Task objective: Every line below that carries the word "ttesla" needs to be copied.

Exercise data:

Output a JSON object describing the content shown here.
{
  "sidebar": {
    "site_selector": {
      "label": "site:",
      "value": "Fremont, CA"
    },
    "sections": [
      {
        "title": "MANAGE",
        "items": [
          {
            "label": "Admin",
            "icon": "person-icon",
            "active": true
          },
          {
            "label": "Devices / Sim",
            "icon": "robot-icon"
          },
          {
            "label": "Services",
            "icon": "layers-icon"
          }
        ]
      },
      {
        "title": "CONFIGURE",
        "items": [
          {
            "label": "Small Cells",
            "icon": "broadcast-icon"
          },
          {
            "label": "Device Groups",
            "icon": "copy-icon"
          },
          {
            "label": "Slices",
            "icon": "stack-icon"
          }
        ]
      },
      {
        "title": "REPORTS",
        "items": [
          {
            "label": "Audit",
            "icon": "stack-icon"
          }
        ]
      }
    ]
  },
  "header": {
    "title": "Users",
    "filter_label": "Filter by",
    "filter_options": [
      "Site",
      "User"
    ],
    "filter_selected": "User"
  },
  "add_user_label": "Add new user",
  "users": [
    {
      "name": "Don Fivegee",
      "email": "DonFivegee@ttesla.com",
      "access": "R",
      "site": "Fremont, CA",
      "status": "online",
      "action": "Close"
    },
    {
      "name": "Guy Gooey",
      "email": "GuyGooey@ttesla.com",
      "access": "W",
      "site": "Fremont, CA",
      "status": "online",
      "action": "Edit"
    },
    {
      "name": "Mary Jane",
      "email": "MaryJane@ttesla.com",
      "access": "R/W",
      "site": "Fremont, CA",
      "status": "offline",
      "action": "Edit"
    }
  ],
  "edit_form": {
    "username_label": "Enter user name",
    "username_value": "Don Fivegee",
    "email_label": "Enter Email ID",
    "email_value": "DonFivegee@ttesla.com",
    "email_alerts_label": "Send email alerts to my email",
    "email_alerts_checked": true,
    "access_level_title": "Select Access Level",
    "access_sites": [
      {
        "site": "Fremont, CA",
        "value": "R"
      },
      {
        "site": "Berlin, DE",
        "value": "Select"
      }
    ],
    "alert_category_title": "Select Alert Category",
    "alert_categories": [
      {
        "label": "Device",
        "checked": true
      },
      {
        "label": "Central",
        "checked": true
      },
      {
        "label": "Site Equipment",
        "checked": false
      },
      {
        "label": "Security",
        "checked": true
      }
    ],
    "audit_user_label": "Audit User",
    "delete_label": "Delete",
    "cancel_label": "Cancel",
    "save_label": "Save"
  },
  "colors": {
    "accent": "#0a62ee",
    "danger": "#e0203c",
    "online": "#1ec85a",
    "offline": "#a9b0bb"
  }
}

Expected output:
      "email": "DonFivegee@ttesla.com",
      "email": "GuyGooey@ttesla.com",
      "email": "MaryJane@ttesla.com",
    "email_value": "DonFivegee@ttesla.com",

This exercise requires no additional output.